By Eugene McGloin
DUCKS WOULD drown if they had belonged to Charles Haughey.
That view was his Mayo contemporary and friend, journalist John Healy, who died 25 years ago.
Charlie didn't quite have the skillset for minding our feathered friends from Peking and Bombay.
he did have skills, with something to spare, about which his sniffy
contemporaries in the Dáil were seldom within an asse's roar.
The history of unions relationships with the State was so much better on Charlie's watch than most Taoisigh.
His old friend the late trades union leader Mickey Mullen up on the 13th floor of Liberty Hall played his part too.
Most observers and visitors will tell you that Liberty Hall had only eleven floors.
But big, big decisions were mulled over in the penthouse two floors further up.
The '13th' was lucky for some -- including Charlie -- and out of all that we got various permutations of social partnership.
These deals let workers in the private sector have (some) guaranteed share in the country's wealth.
In more recent years we have seen a succession of (State) deals aimed mainly at the public sector.
started with the cod economics of Benchmarking, One and Two,
godfathered by Fianna Fáil and public service unions both at the
baptismal font in the 'Tiger' years.
Heading into 2017 the State may be facing a perfect storm -- on public service pay.
Not so much facing the State as facing, specifically, this minority Government.
If the chess pieces keep getting moved in their (predicted) patterns the options on outcomes will narrow.
Namely, it is already hard not to see how we are facing a general election in the first six months of the year ahead.
The scale of demands now stacking up is going to see this Government say it doesn't have such a mandate.
It doesn't have a mandate to say 'Yes' to the scale of demands.
But nor does this Government have any mandate to say 'No'.....and therein lies the nub of the crux coming up.
Even worse, Fine Gael's gung-ho February 2016 election slogan about a ''recovery'' stoked some of the storm on Horizon 2017.
Then came the weekend guff in one newspaper which mumbled about the motives of union leaders behind renewed the pay strife.
Give us all a break. That is Ireland's faintest echo of the 'Commie' chant in American politics.
It won't carry either Enda or his would-bes or wannabes too far through election 2017.
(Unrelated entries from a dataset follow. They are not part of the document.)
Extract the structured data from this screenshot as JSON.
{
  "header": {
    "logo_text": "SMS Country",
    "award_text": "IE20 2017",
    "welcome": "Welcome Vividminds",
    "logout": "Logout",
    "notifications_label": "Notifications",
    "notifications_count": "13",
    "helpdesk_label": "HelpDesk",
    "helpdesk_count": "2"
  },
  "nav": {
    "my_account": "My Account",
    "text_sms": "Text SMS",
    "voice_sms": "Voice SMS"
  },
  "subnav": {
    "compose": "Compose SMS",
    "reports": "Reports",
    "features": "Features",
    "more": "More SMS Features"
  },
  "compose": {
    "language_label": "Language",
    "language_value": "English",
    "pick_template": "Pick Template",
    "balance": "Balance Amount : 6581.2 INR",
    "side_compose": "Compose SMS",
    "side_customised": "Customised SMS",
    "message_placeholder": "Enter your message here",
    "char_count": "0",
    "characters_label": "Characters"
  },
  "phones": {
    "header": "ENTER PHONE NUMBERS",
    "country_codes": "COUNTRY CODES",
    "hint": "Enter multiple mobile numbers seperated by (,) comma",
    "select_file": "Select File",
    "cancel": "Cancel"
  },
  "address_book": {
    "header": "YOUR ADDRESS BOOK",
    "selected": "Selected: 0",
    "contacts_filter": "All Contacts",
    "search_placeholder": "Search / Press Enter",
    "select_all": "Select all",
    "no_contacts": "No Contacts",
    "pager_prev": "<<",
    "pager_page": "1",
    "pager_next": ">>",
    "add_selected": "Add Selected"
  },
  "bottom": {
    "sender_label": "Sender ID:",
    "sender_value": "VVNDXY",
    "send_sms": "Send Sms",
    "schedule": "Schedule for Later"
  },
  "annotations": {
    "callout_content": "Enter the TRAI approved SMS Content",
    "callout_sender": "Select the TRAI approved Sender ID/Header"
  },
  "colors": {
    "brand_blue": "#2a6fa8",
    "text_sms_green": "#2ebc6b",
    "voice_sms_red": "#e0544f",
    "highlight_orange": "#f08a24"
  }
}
What does seem clear already is that is that upcoming pay deals in the public sector are unlikely to kick in before mid 2018.
exception to that rule will be Gardai.....if they vote to accept the
recent offer. No, I don't have next weekend's lottery numbers.
irony is that the Gardai deal is 'new' money, while some public service
unions seek the 'restoration' of money it was already awarded.
In other words, 'old' money -- taken away, they say, during the austerity years.
Then, in the brave new dawn of election 2016, we were told by the Government about the 'recovery.'
Those moments recalled Margaret Thatcher's whispered call on her country to ''rejoice'' as it emerged intact from war.
In 2017, this country and its Government may find that 'rejoice' and 'repent' are full first cousins.
Many of the trade unions for their part, sold their pensioned ex-members down the river during austerity years.
Some of these unions may find that 'repent' is a two-edged sword; it doesn't cut just politicians.